Return the lines below in which the string "Kumar" occurs.
***
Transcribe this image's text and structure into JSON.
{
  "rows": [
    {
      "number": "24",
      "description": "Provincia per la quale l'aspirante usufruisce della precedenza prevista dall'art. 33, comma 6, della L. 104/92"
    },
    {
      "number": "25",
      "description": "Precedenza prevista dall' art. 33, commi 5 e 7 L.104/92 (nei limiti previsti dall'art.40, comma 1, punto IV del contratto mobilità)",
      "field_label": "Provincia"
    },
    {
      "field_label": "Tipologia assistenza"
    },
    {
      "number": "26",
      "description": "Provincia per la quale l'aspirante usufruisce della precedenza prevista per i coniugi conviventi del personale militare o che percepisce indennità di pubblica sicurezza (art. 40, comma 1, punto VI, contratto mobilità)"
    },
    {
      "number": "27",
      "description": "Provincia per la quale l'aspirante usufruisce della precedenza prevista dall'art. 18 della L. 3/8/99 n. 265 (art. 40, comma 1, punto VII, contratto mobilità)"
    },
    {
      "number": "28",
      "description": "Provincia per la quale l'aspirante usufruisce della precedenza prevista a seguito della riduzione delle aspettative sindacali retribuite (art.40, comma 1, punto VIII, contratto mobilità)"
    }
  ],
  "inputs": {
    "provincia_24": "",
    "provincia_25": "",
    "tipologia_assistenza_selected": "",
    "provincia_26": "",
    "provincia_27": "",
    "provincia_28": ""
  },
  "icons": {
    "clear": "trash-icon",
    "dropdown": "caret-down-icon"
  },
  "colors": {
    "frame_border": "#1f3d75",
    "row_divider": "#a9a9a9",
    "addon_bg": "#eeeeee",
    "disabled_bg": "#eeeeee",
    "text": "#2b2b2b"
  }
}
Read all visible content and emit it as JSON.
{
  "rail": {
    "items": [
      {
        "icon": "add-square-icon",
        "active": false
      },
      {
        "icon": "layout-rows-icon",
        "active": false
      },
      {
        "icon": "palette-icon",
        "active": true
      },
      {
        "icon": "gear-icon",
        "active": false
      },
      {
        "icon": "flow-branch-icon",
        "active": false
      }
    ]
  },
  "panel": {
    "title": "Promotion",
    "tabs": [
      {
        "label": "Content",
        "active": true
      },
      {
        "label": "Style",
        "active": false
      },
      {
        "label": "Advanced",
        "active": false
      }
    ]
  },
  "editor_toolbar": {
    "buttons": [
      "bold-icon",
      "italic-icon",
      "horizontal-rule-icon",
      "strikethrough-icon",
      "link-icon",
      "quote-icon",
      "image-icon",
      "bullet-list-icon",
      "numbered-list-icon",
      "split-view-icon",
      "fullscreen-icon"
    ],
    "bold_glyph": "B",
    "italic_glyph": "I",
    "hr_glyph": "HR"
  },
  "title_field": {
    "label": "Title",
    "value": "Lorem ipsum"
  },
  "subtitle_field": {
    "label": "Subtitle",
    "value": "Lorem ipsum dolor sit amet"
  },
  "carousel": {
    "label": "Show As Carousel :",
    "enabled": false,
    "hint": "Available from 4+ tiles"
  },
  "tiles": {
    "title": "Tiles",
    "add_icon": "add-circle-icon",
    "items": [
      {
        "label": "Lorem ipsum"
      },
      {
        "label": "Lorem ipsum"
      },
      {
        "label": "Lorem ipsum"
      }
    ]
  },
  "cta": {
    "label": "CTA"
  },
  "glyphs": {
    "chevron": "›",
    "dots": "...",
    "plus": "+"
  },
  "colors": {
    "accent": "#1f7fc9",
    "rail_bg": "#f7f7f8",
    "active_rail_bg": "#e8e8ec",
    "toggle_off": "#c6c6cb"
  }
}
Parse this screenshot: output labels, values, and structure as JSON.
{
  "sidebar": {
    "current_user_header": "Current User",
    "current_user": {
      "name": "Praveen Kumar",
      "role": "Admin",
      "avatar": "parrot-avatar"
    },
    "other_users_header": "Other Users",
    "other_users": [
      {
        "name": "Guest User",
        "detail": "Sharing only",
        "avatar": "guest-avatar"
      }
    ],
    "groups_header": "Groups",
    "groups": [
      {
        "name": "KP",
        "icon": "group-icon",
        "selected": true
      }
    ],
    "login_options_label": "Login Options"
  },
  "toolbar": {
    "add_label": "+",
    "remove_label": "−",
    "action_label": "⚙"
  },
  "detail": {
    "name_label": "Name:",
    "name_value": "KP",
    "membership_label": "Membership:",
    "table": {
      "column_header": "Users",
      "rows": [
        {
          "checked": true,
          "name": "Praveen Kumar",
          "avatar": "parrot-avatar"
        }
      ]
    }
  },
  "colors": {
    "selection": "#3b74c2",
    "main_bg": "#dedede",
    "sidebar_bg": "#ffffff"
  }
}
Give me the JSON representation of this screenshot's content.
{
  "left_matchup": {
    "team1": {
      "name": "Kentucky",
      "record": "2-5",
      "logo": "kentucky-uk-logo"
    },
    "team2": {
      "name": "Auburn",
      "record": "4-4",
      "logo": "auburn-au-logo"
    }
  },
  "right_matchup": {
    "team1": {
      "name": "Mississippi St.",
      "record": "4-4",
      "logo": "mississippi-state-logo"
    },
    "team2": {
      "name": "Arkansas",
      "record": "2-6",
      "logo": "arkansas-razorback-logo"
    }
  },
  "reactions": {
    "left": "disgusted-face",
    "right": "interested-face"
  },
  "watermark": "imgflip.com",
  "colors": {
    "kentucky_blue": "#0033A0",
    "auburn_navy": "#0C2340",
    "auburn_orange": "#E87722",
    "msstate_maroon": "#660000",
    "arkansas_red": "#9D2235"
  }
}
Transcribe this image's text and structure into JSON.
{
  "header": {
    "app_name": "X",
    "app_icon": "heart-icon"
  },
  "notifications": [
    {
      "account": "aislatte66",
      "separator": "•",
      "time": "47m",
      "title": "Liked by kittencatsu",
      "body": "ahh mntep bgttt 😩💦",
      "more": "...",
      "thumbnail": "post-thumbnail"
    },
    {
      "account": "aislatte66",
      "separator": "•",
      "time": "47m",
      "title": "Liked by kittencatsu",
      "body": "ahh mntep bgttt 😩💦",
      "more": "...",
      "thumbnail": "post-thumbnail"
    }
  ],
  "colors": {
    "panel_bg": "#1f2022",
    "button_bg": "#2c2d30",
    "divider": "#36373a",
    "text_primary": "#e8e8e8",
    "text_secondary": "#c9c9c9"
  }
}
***
ANSWER TO THE PROBLEM —
      "name": "Praveen Kumar",
          "name": "Praveen Kumar",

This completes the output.